Impacts of Results/Outcomes
We expect that there will be positive impacts on overall farm productivity, the environment, and farm profits as growers adopt and successfully implement good ground cover management in their orchards. The benefits growers should see in the short-term are reduced damage from certain pests, reductions in pesticide applications because of lower pest levels, and increased profits resulting in better fruit packout (less damaged fruit) and reduced pesticide input. Long-term benefits include reduced soil erosion because sod holds soil in place and increased soil organic matter in sod versus disked areas. Other benefits include decreased costs and energy use because of reduced frequency of mowing slow growing hard fescue sods compared with typical orchard grass, reduced insecticide-related bee kills because the lack of white clover in well managed orchard ground covers should reduce bee foraging in orchards after bloom, and potentially less frost damage to crops grown with sod versus disked row middles because orchard temperatures during frosts are frequently warmer with sod ground covers compared with temperatures found in disked areas.

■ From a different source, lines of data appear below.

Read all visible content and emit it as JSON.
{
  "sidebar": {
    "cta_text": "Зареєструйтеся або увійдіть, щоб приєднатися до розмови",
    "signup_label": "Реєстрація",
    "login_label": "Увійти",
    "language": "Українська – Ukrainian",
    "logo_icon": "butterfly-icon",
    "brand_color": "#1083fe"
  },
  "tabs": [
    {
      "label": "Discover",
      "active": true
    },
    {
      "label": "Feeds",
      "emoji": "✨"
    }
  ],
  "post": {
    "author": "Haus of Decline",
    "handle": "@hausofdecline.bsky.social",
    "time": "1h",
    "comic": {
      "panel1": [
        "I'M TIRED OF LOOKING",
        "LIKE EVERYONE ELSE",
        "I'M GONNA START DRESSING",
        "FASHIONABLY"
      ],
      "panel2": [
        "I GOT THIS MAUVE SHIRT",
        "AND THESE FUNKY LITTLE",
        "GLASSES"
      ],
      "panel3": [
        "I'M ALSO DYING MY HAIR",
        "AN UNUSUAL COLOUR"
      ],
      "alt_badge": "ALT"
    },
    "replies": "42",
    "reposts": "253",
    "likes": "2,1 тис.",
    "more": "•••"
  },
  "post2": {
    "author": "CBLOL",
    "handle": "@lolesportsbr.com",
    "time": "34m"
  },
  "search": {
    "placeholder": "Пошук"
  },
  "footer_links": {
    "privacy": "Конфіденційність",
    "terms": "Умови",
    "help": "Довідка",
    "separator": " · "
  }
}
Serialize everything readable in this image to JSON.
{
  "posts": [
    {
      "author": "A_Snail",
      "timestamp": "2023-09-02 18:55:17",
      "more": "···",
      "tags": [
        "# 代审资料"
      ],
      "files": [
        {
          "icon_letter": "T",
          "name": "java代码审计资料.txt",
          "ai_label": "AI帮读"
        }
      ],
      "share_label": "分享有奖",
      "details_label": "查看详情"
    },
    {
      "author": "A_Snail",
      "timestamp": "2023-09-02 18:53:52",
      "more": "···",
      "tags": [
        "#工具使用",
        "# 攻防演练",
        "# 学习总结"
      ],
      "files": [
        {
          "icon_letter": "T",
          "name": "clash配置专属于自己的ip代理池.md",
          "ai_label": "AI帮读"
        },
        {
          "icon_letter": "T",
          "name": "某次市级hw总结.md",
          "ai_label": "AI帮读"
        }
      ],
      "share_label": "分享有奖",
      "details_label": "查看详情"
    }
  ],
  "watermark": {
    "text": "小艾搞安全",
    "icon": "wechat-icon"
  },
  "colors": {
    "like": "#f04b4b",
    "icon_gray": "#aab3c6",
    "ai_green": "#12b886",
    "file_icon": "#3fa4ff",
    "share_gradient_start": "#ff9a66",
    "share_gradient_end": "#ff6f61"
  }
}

We have already seen an impact in the three commercial peach orchards used in this study. Two of the three grower-cooperators established sod in newly planted orchards because of the information gleaned from reading and discussing the project proposal. The third grower already has most of his orchard in sod but now recognizes the importance of keeping weeds from flowering in his orchard to reduce insect pressure.
We have developed or will re-emphasize several recommendations to growers based upon findings from this study. These include:
â€¢ Minimize insect pest problems and soil erosion by planting sod in drive rows instead of disking;
â€¢ Manage orchard sod to minimize insect and nematode pest pressure;
â€¢ Remove established broad leaf weeds and clover from the orchard;
â€¢ Do not mow or disk if insects are present in the ground cover to prevent them from dispersing up into the trees;
â€¢ Do not plant legumes, especially white clover, during rotations to rest the soil before replanting peaches. This should reduce plant-parasitic nematode populations and plant virus inoculum.
Areas needing additional study
Several areas of additional research have been identified which, if conducted, will further our knowledge regarding orchard ground cover management. First, screening additional ground covers for nematode, plant virus, and insect resistance may result in the discovery of better ground covers. Secondly, because good ground cover management can reduce pest pressure, determine if this can be translated into reductions in pesticide use. Finally, this research should be expanded to other orchard crops because several key pests that attack peach also are pests of apple, pear, cherry, and plums.